About this exercise — Locate and copy each line in the data that contains the word "Approved".

[App and web page records]
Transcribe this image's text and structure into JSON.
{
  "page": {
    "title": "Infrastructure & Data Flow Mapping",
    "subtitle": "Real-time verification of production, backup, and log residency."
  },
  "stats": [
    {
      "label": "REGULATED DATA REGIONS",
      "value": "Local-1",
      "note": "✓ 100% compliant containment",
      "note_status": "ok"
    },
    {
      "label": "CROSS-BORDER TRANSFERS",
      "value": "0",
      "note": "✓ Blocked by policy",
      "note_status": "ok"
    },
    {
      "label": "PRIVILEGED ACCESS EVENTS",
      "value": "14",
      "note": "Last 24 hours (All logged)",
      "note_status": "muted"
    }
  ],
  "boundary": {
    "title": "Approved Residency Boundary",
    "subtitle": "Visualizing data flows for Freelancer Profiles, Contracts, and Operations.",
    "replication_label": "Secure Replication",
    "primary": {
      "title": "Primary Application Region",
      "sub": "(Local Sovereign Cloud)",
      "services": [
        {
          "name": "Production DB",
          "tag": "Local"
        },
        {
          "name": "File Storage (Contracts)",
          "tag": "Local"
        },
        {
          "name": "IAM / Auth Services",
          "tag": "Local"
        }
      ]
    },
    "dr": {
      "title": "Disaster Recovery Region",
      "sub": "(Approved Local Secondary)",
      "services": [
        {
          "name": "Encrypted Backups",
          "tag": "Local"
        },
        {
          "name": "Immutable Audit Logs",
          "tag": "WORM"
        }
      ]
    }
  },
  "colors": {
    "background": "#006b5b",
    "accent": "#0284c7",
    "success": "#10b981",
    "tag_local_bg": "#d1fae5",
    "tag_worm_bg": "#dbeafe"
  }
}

Answer space —
    "title": "Approved Residency Boundary",
      "sub": "(Approved Local Secondary)",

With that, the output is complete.